I’m an American (imagine your grossest Philadelphia accent as you fantasize about me saying that, or, Click here to listen!). In the past, I used to really dread saying I was a member of Uncle Sam’s Elite as I would travel, but as of recently, I’ve come to accept my country, language and generally am grateful that I get to live somewhere where the trash gets picked up, the infrastructure is sound, and I actually have the chance to succeed if I really really really try (being a middle class white guy don’t hurt neither!).
But just a few years ago when I was in college, and before I set out to study abroad, I was petrified of the “horrible” image I thought Americans had while we traveled (yea, still do to some people). We wear Tevas with socks, we are fat as hell, we are uncouth, ignorant about the world and worst of all, expect everyone to just “know” English.
While yes, there are some of these “Americans” lurking around overseas (mostly sex tourists in South East Asia), for the most part, the ones that get the chance to travel abroad are normally respectful of other cultures and are polite (the majority of the time).
One thing that is true about Americans is, we are for the most part, monolinguals. Blame it on the imperialism of our forefathers (my family didn’t even get stateside until the 20th century, I promise!), blame it on our geographic isolation (ok, Australia has it worse), or just blame it on our stars-and-stripes stubbornness to be bothered to roll our tongues to another dance.

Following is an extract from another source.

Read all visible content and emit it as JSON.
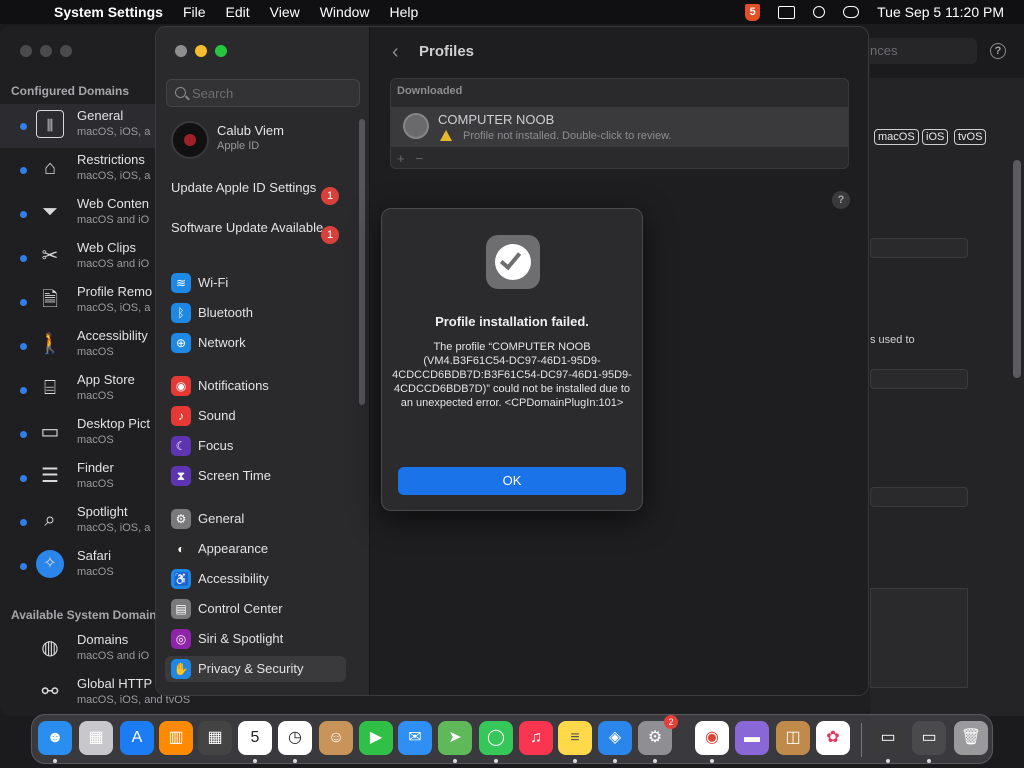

While French used to be the de facto international language, the lingua franca now is most definitely English. Believe it or not, English is only the third most spoken language by native speakers, and there are three times less native English speakers than native Mandarin speakers (Spanish is wedged in between the two). Why English then? My theory is, it’s easy to learn at a basal level (Mandarin? not so much), there is so much media and entertainment produced in English, and now a days with the rise of the web and telecommunications, there is so much support needed for English speakers that developing countries have risen to provide it (at the right price). That, and maybe the countless wars we’ve got going at any given time in virtually every corner of the planet.
After living in Barcelona for six months, I was quickly shown that not everyone speaks English, or cares too. But, the people in Catalonia (region where Barcelona is located) are at least bilinguals. They speak both Spanish and Catalan. While I think it is obviously of benefit for everyone to speak just a little bit of English (same goes for Mandarin (kneee howww!, Spanish (Hola!!!!) and French (Bon jour ma cherie!), I think it is more important for my global brethren (and American minions) to speak at least one other language besides their own.
As I have a real love for travel (…you probably knew that), one of my main goals while in college was to really learn another language that would not only let me travel and not seem like a neanderthal, but because I saw the real world value in it, and it has paid dividends in numerous forms (work, women, perspective and just pure fun). Speaking another language is just cool, and guess what, everybody’s doing it! The world is getting smaller and we are interacting more and more with one another, so if you are able to speak, say two “major” languages, you can communicate with almost anyone! Check out this infographic that shows some reasons why being a polyglot is awesome.